[Dataset entries]:
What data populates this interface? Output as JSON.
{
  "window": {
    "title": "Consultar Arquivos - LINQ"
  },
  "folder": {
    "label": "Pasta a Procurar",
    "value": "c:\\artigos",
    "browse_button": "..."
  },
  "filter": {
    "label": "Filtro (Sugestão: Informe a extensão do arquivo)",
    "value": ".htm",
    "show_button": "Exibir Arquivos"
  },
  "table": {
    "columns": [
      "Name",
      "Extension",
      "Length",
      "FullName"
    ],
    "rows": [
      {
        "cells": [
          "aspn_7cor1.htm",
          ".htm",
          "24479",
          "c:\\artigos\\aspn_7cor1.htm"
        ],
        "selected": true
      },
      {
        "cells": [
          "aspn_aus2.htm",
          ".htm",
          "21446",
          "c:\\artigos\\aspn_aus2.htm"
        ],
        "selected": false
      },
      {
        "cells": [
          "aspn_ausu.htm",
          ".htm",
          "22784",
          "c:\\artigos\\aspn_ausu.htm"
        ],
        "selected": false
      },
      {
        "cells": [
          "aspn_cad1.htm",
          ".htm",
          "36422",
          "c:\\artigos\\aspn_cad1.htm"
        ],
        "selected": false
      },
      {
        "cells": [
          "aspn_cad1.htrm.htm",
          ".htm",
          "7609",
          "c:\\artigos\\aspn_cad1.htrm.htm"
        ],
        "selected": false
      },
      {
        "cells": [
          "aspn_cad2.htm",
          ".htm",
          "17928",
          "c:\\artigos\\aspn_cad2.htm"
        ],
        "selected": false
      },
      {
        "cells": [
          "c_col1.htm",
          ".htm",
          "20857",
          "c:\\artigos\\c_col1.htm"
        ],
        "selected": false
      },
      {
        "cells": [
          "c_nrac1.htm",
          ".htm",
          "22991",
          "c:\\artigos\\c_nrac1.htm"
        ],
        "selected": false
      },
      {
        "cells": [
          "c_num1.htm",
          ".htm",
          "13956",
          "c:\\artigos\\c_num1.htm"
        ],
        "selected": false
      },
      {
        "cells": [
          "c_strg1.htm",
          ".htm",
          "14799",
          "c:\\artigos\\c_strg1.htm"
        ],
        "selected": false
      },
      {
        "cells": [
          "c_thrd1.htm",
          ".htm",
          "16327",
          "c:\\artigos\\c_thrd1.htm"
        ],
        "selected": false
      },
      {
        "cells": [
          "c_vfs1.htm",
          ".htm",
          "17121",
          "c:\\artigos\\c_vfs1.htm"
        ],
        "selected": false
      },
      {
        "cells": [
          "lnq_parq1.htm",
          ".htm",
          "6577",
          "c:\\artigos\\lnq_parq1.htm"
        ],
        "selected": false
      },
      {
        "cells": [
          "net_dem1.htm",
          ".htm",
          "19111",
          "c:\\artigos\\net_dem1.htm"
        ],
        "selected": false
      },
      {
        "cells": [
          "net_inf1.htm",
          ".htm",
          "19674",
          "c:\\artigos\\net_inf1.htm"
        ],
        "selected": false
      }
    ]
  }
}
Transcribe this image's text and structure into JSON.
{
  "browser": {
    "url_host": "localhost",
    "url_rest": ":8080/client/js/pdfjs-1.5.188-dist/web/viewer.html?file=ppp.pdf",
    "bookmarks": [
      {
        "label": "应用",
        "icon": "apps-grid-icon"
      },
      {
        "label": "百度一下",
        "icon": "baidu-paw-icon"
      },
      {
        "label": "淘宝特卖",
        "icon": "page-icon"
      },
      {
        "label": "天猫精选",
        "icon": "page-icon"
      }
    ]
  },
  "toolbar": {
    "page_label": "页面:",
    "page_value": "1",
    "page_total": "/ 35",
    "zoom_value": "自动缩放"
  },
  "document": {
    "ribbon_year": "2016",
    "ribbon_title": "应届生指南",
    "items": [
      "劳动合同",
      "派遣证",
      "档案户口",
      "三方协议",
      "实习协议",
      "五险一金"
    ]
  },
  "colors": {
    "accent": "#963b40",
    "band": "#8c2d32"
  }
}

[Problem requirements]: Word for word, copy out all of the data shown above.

[Task response]:
What data populates this interface? Output as JSON.
{
  "window": {
    "title": "Consultar Arquivos - LINQ"
  },
  "folder": {
    "label": "Pasta a Procurar",
    "value": "c:\\artigos",
    "browse_button": "..."
  },
  "filter": {
    "label": "Filtro (Sugestão: Informe a extensão do arquivo)",
    "value": ".htm",
    "show_button": "Exibir Arquivos"
  },
  "table": {
    "columns": [
      "Name",
      "Extension",
      "Length",
      "FullName"
    ],
    "rows": [
      {
        "cells": [
          "aspn_7cor1.htm",
          ".htm",
          "24479",
          "c:\\artigos\\aspn_7cor1.htm"
        ],
        "selected": true
      },
      {
        "cells": [
          "aspn_aus2.htm",
          ".htm",
          "21446",
          "c:\\artigos\\aspn_aus2.htm"
        ],
        "selected": false
      },
      {
        "cells": [
          "aspn_ausu.htm",
          ".htm",
          "22784",
          "c:\\artigos\\aspn_ausu.htm"
        ],
        "selected": false
      },
      {
        "cells": [
          "aspn_cad1.htm",
          ".htm",
          "36422",
          "c:\\artigos\\aspn_cad1.htm"
        ],
        "selected": false
      },
      {
        "cells": [
          "aspn_cad1.htrm.htm",
          ".htm",
          "7609",
          "c:\\artigos\\aspn_cad1.htrm.htm"
        ],
        "selected": false
      },
      {
        "cells": [
          "aspn_cad2.htm",
          ".htm",
          "17928",
          "c:\\artigos\\aspn_cad2.htm"
        ],
        "selected": false
      },
      {
        "cells": [
          "c_col1.htm",
          ".htm",
          "20857",
          "c:\\artigos\\c_col1.htm"
        ],
        "selected": false
      },
      {
        "cells": [
          "c_nrac1.htm",
          ".htm",
          "22991",
          "c:\\artigos\\c_nrac1.htm"
        ],
        "selected": false
      },
      {
        "cells": [
          "c_num1.htm",
          ".htm",
          "13956",
          "c:\\artigos\\c_num1.htm"
        ],
        "selected": false
      },
      {
        "cells": [
          "c_strg1.htm",
          ".htm",
          "14799",
          "c:\\artigos\\c_strg1.htm"
        ],
        "selected": false
      },
      {
        "cells": [
          "c_thrd1.htm",
          ".htm",
          "16327",
          "c:\\artigos\\c_thrd1.htm"
        ],
        "selected": false
      },
      {
        "cells": [
          "c_vfs1.htm",
          ".htm",
          "17121",
          "c:\\artigos\\c_vfs1.htm"
        ],
        "selected": false
      },
      {
        "cells": [
          "lnq_parq1.htm",
          ".htm",
          "6577",
          "c:\\artigos\\lnq_parq1.htm"
        ],
        "selected": false
      },
      {
        "cells": [
          "net_dem1.htm",
          ".htm",
          "19111",
          "c:\\artigos\\net_dem1.htm"
        ],
        "selected": false
      },
      {
        "cells": [
          "net_inf1.htm",
          ".htm",
          "19674",
          "c:\\artigos\\net_inf1.htm"
        ],
        "selected": false
      }
    ]
  }
}
Transcribe this image's text and structure into JSON.
{
  "browser": {
    "url_host": "localhost",
    "url_rest": ":8080/client/js/pdfjs-1.5.188-dist/web/viewer.html?file=ppp.pdf",
    "bookmarks": [
      {
        "label": "应用",
        "icon": "apps-grid-icon"
      },
      {
        "label": "百度一下",
        "icon": "baidu-paw-icon"
      },
      {
        "label": "淘宝特卖",
        "icon": "page-icon"
      },
      {
        "label": "天猫精选",
        "icon": "page-icon"
      }
    ]
  },
  "toolbar": {
    "page_label": "页面:",
    "page_value": "1",
    "page_total": "/ 35",
    "zoom_value": "自动缩放"
  },
  "document": {
    "ribbon_year": "2016",
    "ribbon_title": "应届生指南",
    "items": [
      "劳动合同",
      "派遣证",
      "档案户口",
      "三方协议",
      "实习协议",
      "五险一金"
    ]
  },
  "colors": {
    "accent": "#963b40",
    "band": "#8c2d32"
  }
}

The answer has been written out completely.